Extracted entries
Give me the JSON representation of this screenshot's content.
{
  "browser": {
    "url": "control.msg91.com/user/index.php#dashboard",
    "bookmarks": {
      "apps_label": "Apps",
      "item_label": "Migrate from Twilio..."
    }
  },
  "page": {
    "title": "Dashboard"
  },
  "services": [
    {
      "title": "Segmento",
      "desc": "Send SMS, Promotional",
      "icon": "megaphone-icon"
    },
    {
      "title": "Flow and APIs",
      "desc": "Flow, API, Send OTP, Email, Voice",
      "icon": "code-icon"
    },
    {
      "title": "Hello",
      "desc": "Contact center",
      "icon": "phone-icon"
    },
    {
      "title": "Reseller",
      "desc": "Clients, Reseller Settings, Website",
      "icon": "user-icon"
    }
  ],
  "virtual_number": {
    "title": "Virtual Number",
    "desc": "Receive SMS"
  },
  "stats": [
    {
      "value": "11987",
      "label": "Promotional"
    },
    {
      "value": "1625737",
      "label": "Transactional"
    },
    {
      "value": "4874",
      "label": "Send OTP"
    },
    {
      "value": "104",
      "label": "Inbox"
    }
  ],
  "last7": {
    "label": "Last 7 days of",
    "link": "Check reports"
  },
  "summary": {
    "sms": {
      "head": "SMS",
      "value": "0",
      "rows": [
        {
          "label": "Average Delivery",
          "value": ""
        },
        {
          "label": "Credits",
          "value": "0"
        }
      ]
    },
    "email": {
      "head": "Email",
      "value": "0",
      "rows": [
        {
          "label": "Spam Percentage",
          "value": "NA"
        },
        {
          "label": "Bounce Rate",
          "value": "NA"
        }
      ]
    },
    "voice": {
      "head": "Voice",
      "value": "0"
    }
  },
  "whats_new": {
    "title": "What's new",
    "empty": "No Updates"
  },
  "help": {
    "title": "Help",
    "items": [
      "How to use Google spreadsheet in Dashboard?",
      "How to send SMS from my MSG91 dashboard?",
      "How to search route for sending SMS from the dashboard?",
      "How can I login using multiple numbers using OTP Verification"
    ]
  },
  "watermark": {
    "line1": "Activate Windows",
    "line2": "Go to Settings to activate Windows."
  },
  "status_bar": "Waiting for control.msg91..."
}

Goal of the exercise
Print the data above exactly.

Task answer
Give me the JSON representation of this screenshot's content.
{
  "browser": {
    "url": "control.msg91.com/user/index.php#dashboard",
    "bookmarks": {
      "apps_label": "Apps",
      "item_label": "Migrate from Twilio..."
    }
  },
  "page": {
    "title": "Dashboard"
  },
  "services": [
    {
      "title": "Segmento",
      "desc": "Send SMS, Promotional",
      "icon": "megaphone-icon"
    },
    {
      "title": "Flow and APIs",
      "desc": "Flow, API, Send OTP, Email, Voice",
      "icon": "code-icon"
    },
    {
      "title": "Hello",
      "desc": "Contact center",
      "icon": "phone-icon"
    },
    {
      "title": "Reseller",
      "desc": "Clients, Reseller Settings, Website",
      "icon": "user-icon"
    }
  ],
  "virtual_number": {
    "title": "Virtual Number",
    "desc": "Receive SMS"
  },
  "stats": [
    {
      "value": "11987",
      "label": "Promotional"
    },
    {
      "value": "1625737",
      "label": "Transactional"
    },
    {
      "value": "4874",
      "label": "Send OTP"
    },
    {
      "value": "104",
      "label": "Inbox"
    }
  ],
  "last7": {
    "label": "Last 7 days of",
    "link": "Check reports"
  },
  "summary": {
    "sms": {
      "head": "SMS",
      "value": "0",
      "rows": [
        {
          "label": "Average Delivery",
          "value": ""
        },
        {
          "label": "Credits",
          "value": "0"
        }
      ]
    },
    "email": {
      "head": "Email",
      "value": "0",
      "rows": [
        {
          "label": "Spam Percentage",
          "value": "NA"
        },
        {
          "label": "Bounce Rate",
          "value": "NA"
        }
      ]
    },
    "voice": {
      "head": "Voice",
      "value": "0"
    }
  },
  "whats_new": {
    "title": "What's new",
    "empty": "No Updates"
  },
  "help": {
    "title": "Help",
    "items": [
      "How to use Google spreadsheet in Dashboard?",
      "How to send SMS from my MSG91 dashboard?",
      "How to search route for sending SMS from the dashboard?",
      "How can I login using multiple numbers using OTP Verification"
    ]
  },
  "watermark": {
    "line1": "Activate Windows",
    "line2": "Go to Settings to activate Windows."
  },
  "status_bar": "Waiting for control.msg91..."
}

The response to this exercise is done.